mobile header

Multiple Myeloma vs. Leukemia: Understanding the Differences and Similarities

In the realm of blood cancers, multiple myeloma and leukemia are two names that often arise. While both conditions involve malignancies of the blood cells, they are distinct diseases with different origins, symptoms, treatments, and prognoses.


What is Multiple Myeloma?

Multiple myeloma is a type of cancer that originates in the plasma cells, a form of white blood cell that produces antibodies to fight infection. These abnormal plasma cells accumulate in the bone marrow, leading to various health issues.

READ MORE:- Leukemia in Children: Symptoms, Causes, Diagnosis & Treatment

Key Features of Multiple Myeloma:

Origin: Plasma cells in the bone marrow.

Symptoms: Bone pain (especially in the back or ribs), frequent infections, anemia, kidney dysfunction, and high levels of calcium in the blood (hypercalcemia).

Diagnosis: Blood tests (including M protein levels and calcium), urine tests, bone marrow biopsy, imaging tests (like X-rays, MRI, or CT scans).

Treatment: Chemotherapy, targeted therapy, immune therapy, stem cell transplant, and radiation therapy.

What is Leukemia?

Leukemia is a broader category of cancer that affects the body's blood-forming tissues, including the bone marrow and lymphatic system. There are several types of leukemia, classified based on the speed of progression (acute vs. chronic) and the type of blood cell involved (lymphocytic vs. myeloid).

Key Features of Leukemia:

Origin: Early forms of blood cells, primarily in the bone marrow.

Symptoms: Fatigue, frequent infections, easy bruising or bleeding, fever, weight loss, swollen lymph nodes, enlarged spleen or liver.

Diagnosis: Blood tests (complete blood count to identify abnormal levels of white or red blood cells), bone marrow biopsy, genetic tests, imaging tests.

Treatment: Chemotherapy, radiation therapy, targeted therapy, immune therapy, stem cell transplant.

Comparing Multiple Myeloma and Leukemia

1. Cell Types and Origin

Multiple Myeloma: Specifically affects plasma cells in the bone marrow.

Leukemia: Can affect various types of blood cells, including white blood cells, red blood cells, or platelets, originating from either lymphoid or myeloid cell lines.

2. Symptoms

Common Symptoms: Both diseases share symptoms like fatigue and frequent infections due to the impact on the immune system.

Unique Symptoms:

Multiple Myeloma: Bone pain, kidney problems, hypercalcemia.

Leukemia: Easy bruising or bleeding, swollen lymph nodes, an enlarged spleen or liver.

3. Diagnosis
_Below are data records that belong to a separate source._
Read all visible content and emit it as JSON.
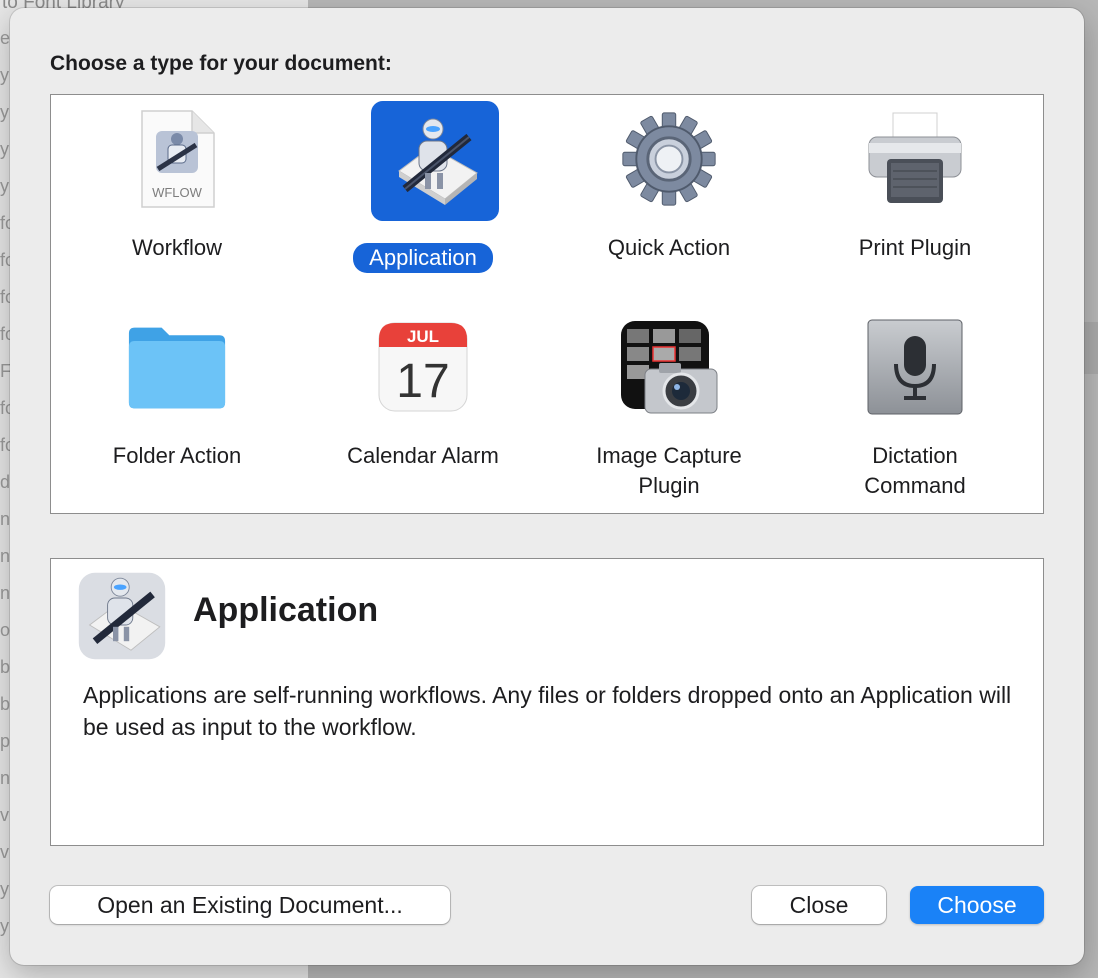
{
  "background": {
    "title_fragment": "to Font Library",
    "line_fragments": [
      "e",
      "y",
      "y",
      "y",
      "y",
      "fo",
      "fo",
      "fo",
      "fo",
      "F",
      "fo",
      "fo",
      "d",
      "n",
      "n",
      "n",
      "o",
      "b",
      "b",
      "p",
      "n",
      "v",
      "v",
      "y",
      "y"
    ]
  },
  "dialog": {
    "prompt": "Choose a type for your document:",
    "types": [
      {
        "label": "Workflow",
        "icon": "workflow-document-icon",
        "file_badge": "WFLOW",
        "selected": false
      },
      {
        "label": "Application",
        "icon": "automator-robot-icon",
        "selected": true
      },
      {
        "label": "Quick Action",
        "icon": "gear-icon",
        "selected": false
      },
      {
        "label": "Print Plugin",
        "icon": "printer-icon",
        "selected": false
      },
      {
        "label": "Folder Action",
        "icon": "folder-icon",
        "selected": false
      },
      {
        "label": "Calendar Alarm",
        "icon": "calendar-icon",
        "calendar_month": "JUL",
        "calendar_day": "17",
        "selected": false
      },
      {
        "label": "Image Capture Plugin",
        "label_line1": "Image Capture",
        "label_line2": "Plugin",
        "icon": "image-capture-camera-icon",
        "selected": false
      },
      {
        "label": "Dictation Command",
        "label_line1": "Dictation",
        "label_line2": "Command",
        "icon": "microphone-icon",
        "selected": false
      }
    ],
    "description": {
      "title": "Application",
      "text": "Applications are self-running workflows. Any files or folders dropped onto an Application will be used as input to the workflow."
    },
    "buttons": {
      "open_existing": "Open an Existing Document...",
      "close": "Close",
      "choose": "Choose"
    },
    "colors": {
      "accent": "#1a82f7",
      "selection": "#1764d8",
      "calendar_red": "#e8413a",
      "folder_blue": "#5ab8f2"
    }
  }
}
Blood Tests: Both conditions are often initially identified through blood tests that show abnormal levels of specific cells.

Bone Marrow Biopsy: Essential for the definitive diagnosis of both multiple myeloma and leukemia.

Specialized Tests:

Multiple Myeloma: Tests for M protein and beta-2 microglobulin levels, skeletal surveys.

Leukemia: Genetic tests and flow cytometry to classify the specific type of leukemia.

4. Treatment Approaches

Chemotherapy and Radiation Therapy: Standard treatments for both diseases.

Targeted Therapy and Immune Therapy: Increasingly used in both multiple myeloma and leukemia, with specific drugs tailored to the unique characteristics of each disease.

Stem Cell Transplant: A common treatment option for both, although the specifics may vary depending on the patient's condition and the type of disease.

5. Prognosis and Survival Rates

Multiple Myeloma: Often considered a chronic condition; advanced treatments have improved survival rates significantly, but it remains an incurable disease.

Leukemia: Prognosis varies widely depending on the type and stage of leukemia; some forms, like chronic lymphocytic leukemia (CLL), may have a relatively good prognosis, while others, like acute myeloid leukemia (AML), can be more aggressive.

The Importance of Early Detection and Treatment

Early detection and prompt treatment are crucial in managing both multiple myeloma and leukemia. Regular check-ups and awareness of the symptoms can lead to earlier diagnosis and more effective treatment. Advances in medical research continue to improve the outcomes for patients with these conditions, offering hope and better quality of life.


Multiple myeloma and leukemia, while both being types of blood cancer, differ significantly in their origins, symptoms, diagnostic processes, and treatment options. Understanding these differences can aid in early detection, appropriate treatment, and better patient outcomes. For the comprehensive leukemia treatment in India, American Oncology Institute is recognized as the top multi-disciplinary oncology hospital known for its expertise and advanced care.